"When Rare Becomes Common”, an editorial in the April 2017 issue of the Pharmaceutical Executive, points out that seven years is the average time it takes an individual to get a correct diagnosis for a rare disease in the United States. In a twisted story parents that were unwilling to accept their doctor’s colic diagnosis saved their four-month-old from liver failure due to a rare hereditary disorder. The disease is discoverable by newborn blood screening and treated with drugs. The piece defines rare disease in the US as one that occurs in less than 200,000 Americans at a given time. In Europe, a disease is characterized as rare when it affects fewer than one in 2,000.
Common diseases have phenotypes or subtypes. Drugs may only work in a sup-population of those diagnosed with a specific gene. Unfortunately people that take statins who have a certain genetic profile are at increased risk to die from muscular wasting.
You are unique, defined by your genetic profile. The human genome is mapped. But you are defined by a combination, and sometimes a variant, of those genes. It’s important because cures come by addressing the specific gene’s mechanism. Each of us have variant genes. Some drugs work for all of us, one drug may work better for your genetic makeup, and possibly a drug should not be used because of a variant gene you possess.
“All the individualized variants are rare, but then the rare becomes the norm.”
The International Rare Diseases Research Consortium (human) was launched in 2011 to facilitate cooperation and collaboration on a global scale among those active in rare disease research and maximize the output of rare disease R&D efforts around the world. What drives this group are policies and guidelines for data sharing and standards, diagnostics, biomarkers, biobanks, models, publication, intellectual property, and communication. There are three scientific committees that guide the work: diagnostics, interdisciplinary, and therapies—and three constituent committees: funders, companies, and patient advocacy. This model resulted in 200 new therapies four years earlier than expected.
Rare Disease Day occurs on February 28, participants host events that help create more awareness of and support for research collaborations that bring hope to patients.

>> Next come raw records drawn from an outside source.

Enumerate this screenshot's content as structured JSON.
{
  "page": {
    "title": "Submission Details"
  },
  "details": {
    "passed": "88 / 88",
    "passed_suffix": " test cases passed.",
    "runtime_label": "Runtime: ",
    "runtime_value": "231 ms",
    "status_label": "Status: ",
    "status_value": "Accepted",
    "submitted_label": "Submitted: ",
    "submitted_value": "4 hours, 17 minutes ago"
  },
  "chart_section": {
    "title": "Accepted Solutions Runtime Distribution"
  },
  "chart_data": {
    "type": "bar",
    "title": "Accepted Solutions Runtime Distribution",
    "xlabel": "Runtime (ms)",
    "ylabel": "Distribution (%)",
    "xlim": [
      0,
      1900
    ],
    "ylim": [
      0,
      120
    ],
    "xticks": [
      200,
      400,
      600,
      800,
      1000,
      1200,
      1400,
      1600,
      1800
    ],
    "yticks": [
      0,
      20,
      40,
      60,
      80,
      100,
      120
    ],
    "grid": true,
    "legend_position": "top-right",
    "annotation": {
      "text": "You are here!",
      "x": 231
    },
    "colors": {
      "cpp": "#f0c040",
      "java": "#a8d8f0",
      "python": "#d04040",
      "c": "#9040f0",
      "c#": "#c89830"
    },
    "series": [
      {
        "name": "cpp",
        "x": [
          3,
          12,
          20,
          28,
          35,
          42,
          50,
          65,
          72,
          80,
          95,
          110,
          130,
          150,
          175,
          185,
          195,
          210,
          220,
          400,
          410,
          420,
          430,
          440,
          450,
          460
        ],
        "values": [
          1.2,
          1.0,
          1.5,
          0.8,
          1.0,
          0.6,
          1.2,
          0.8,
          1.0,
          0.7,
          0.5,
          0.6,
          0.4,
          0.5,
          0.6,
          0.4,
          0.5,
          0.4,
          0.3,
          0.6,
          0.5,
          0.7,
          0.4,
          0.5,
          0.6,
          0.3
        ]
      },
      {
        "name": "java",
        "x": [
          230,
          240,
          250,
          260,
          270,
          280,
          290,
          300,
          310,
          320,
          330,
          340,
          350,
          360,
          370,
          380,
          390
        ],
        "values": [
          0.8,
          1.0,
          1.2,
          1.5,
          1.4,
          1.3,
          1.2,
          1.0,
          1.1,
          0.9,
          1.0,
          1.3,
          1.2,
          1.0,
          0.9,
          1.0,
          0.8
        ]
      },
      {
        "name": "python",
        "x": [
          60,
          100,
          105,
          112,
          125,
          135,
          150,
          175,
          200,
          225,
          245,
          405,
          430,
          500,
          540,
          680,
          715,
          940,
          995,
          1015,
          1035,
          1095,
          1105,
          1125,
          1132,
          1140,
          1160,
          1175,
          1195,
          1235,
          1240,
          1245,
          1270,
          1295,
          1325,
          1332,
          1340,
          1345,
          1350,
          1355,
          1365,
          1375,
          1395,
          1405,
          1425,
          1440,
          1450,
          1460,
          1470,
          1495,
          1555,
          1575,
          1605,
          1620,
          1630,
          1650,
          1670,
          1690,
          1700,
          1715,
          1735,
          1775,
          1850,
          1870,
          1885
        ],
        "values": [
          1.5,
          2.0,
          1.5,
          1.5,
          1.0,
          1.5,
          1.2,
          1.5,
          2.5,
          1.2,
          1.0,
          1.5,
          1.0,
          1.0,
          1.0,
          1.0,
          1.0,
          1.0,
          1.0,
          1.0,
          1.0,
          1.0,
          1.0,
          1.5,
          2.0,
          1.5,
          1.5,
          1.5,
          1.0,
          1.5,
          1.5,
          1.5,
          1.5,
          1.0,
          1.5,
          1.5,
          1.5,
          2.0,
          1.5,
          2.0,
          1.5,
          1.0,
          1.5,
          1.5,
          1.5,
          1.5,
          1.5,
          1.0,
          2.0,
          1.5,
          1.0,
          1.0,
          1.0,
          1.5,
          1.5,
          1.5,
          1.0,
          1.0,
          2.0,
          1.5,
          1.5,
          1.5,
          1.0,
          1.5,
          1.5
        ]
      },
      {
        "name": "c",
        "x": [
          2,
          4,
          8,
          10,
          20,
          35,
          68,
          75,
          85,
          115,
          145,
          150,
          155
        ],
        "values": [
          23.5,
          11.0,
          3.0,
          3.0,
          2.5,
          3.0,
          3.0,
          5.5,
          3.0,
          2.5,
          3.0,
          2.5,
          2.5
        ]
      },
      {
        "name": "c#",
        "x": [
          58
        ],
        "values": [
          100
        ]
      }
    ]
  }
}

Equine protozoal myeloencephalitis is a rare and unsolved problem worthy of EPM Awareness Day or maybe Protozoa Awareness Day. Sarcocystosis is a common disease and is perhaps linked to the EPM syndrome. We look forward to participating in the upcoming 2nd EPM workshop. Organism biology, diagnosis, treatment and prevention are topics that will be discussed by clinicians, researchers, and industry companies, each with diverse interests in the field of EPM. The meeting is in October, we will present our data on S. fayeri sarcocystosis and three inflammatory diseases that look like EPM.